Within this material, find every line where the string "设计一函数" appears, and copy it out.

--- STORED DATA Enclosed Below ---

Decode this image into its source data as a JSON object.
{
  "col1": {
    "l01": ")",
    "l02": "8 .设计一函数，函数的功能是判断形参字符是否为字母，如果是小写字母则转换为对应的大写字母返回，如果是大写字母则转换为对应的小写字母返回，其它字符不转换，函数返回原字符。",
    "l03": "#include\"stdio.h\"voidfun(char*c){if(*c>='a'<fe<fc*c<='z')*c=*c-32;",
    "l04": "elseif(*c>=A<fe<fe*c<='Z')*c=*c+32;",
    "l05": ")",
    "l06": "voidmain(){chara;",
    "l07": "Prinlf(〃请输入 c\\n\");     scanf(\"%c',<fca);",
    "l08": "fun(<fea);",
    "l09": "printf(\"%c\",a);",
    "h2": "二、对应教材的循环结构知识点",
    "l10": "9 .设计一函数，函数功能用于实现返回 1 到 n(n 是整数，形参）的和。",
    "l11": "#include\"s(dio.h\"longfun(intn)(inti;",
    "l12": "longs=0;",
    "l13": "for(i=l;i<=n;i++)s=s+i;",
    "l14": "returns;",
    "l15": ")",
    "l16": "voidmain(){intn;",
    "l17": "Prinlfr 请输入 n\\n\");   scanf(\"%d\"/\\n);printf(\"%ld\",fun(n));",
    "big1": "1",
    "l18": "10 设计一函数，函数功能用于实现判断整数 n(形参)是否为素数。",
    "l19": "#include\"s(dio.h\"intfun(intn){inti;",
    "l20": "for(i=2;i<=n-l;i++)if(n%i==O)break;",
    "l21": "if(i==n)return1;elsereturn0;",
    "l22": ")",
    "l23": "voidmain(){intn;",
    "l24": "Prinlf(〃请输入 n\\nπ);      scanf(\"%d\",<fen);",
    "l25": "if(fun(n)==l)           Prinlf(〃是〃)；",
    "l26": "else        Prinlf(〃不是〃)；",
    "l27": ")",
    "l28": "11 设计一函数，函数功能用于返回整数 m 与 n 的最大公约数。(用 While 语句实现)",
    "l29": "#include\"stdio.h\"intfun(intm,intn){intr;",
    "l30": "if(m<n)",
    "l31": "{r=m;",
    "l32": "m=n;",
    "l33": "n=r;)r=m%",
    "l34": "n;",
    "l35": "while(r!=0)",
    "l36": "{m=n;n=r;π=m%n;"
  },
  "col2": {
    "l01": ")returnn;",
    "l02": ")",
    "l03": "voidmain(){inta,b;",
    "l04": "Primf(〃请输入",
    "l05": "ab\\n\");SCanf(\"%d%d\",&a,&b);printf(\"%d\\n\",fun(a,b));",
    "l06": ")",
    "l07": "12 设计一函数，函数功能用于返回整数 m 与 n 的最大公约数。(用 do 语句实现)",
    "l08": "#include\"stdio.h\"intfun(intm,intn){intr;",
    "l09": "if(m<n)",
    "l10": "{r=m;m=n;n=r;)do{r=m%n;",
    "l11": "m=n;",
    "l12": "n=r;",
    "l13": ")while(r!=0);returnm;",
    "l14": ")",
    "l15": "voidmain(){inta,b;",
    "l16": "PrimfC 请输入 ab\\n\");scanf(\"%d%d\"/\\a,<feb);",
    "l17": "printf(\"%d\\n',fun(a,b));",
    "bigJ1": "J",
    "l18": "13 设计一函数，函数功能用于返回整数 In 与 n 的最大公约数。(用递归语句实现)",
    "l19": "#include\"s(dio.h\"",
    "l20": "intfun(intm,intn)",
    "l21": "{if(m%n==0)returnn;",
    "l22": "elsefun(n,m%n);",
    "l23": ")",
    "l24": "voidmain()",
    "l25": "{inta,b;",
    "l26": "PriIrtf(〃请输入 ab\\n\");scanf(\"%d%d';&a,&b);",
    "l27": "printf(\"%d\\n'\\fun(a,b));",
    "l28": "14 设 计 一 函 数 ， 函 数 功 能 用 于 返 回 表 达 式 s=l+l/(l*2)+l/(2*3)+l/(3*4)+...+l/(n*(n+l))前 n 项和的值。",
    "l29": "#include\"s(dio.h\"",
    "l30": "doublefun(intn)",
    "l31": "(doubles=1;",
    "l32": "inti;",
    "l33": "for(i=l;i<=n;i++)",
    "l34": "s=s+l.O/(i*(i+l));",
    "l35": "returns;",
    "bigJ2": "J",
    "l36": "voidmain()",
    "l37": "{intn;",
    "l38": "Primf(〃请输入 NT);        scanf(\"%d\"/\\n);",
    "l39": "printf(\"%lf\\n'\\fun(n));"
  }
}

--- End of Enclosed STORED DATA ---
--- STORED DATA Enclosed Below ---

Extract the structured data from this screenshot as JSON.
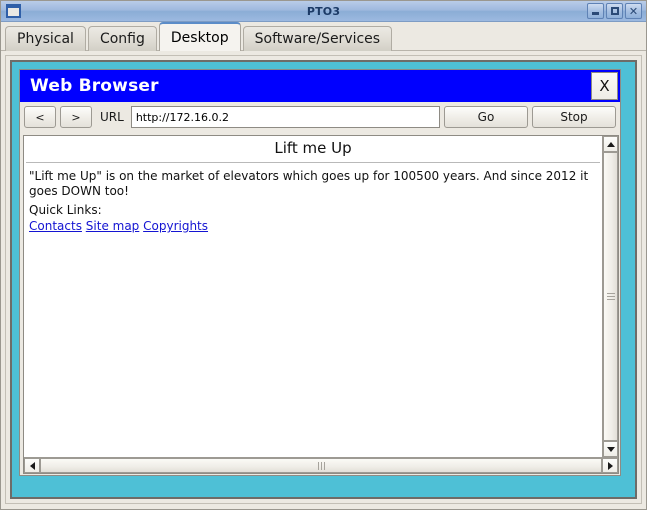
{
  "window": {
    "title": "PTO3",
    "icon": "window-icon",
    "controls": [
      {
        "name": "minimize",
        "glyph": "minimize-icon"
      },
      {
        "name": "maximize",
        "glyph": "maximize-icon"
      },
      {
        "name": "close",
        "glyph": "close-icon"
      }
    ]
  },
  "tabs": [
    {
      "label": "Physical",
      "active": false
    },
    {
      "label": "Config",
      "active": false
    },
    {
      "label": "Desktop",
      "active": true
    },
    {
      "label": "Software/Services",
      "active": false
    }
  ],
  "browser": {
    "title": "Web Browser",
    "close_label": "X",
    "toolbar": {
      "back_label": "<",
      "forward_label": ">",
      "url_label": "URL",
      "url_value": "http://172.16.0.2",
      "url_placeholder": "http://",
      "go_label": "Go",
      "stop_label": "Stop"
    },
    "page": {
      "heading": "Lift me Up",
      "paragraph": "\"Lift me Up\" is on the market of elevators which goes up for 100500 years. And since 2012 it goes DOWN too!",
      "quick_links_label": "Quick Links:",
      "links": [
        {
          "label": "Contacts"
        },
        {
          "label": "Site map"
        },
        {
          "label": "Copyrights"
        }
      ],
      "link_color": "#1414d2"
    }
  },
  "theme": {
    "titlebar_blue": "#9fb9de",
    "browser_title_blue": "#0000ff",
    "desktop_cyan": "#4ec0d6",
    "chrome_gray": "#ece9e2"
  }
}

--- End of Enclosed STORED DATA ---

_ANSWER SECTION_:
    "l02": "8 .设计一函数，函数的功能是判断形参字符是否为字母，如果是小写字母则转换为对应的大写字母返回，如果是大写字母则转换为对应的小写字母返回，其它字符不转换，函数返回原字符。",
    "l10": "9 .设计一函数，函数功能用于实现返回 1 到 n(n 是整数，形参）的和。",
    "l18": "10 设计一函数，函数功能用于实现判断整数 n(形参)是否为素数。",
    "l28": "11 设计一函数，函数功能用于返回整数 m 与 n 的最大公约数。(用 While 语句实现)",
    "l07": "12 设计一函数，函数功能用于返回整数 m 与 n 的最大公约数。(用 do 语句实现)",
    "l18": "13 设计一函数，函数功能用于返回整数 In 与 n 的最大公约数。(用递归语句实现)",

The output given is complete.